(AIM OF THE TASK): The entries shown here must be retyped in full, with no pictures included.

*** Opening WORKING DATA ***

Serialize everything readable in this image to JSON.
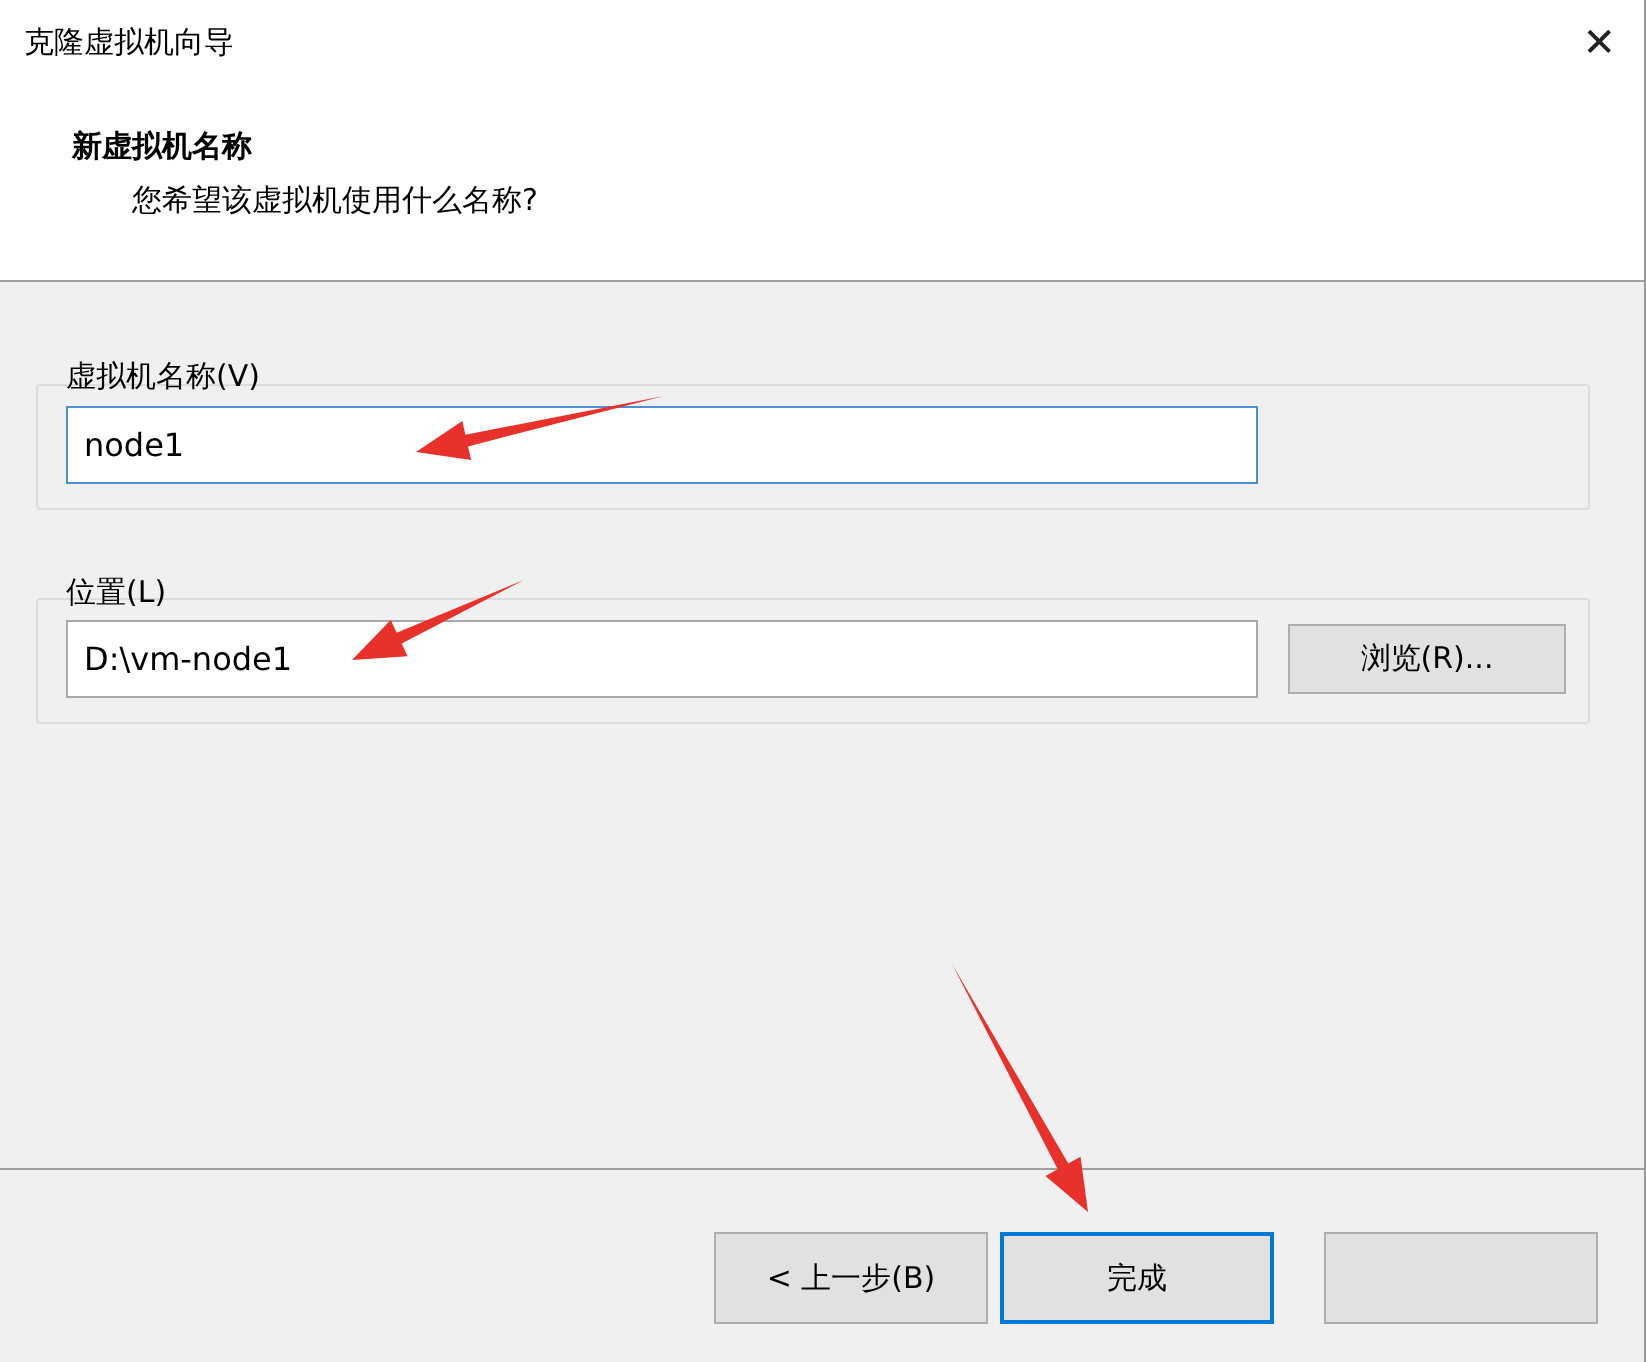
{
  "window": {
    "title": "克隆虚拟机向导",
    "close": "✕"
  },
  "header": {
    "title": "新虚拟机名称",
    "subtitle": "您希望该虚拟机使用什么名称?"
  },
  "name_group": {
    "label": "虚拟机名称(V)",
    "value": "node1",
    "focused": true
  },
  "location_group": {
    "label": "位置(L)",
    "value": "D:\\vm-node1",
    "browse": "浏览(R)..."
  },
  "buttons": [
    {
      "label": "< 上一步(B)",
      "default": false
    },
    {
      "label": "完成",
      "default": true
    },
    {
      "default": false
    }
  ]
}
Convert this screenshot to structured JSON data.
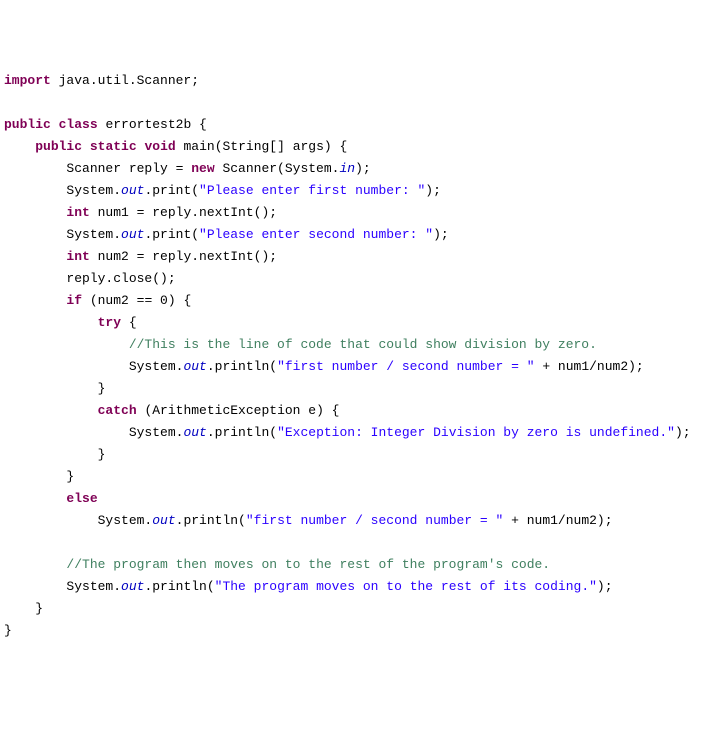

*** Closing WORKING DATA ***

(OUTPUT OF THE EXERCISE):
Serialize everything readable in this image to JSON.
{
  "window": {
    "title": "克隆虚拟机向导",
    "close": "✕"
  },
  "header": {
    "title": "新虚拟机名称",
    "subtitle": "您希望该虚拟机使用什么名称?"
  },
  "name_group": {
    "label": "虚拟机名称(V)",
    "value": "node1",
    "focused": true
  },
  "location_group": {
    "label": "位置(L)",
    "value": "D:\\vm-node1",
    "browse": "浏览(R)..."
  },
  "buttons": [
    {
      "label": "< 上一步(B)",
      "default": false
    },
    {
      "label": "完成",
      "default": true
    },
    {
      "default": false
    }
  ]
}
Convert this screenshot to structured JSON data.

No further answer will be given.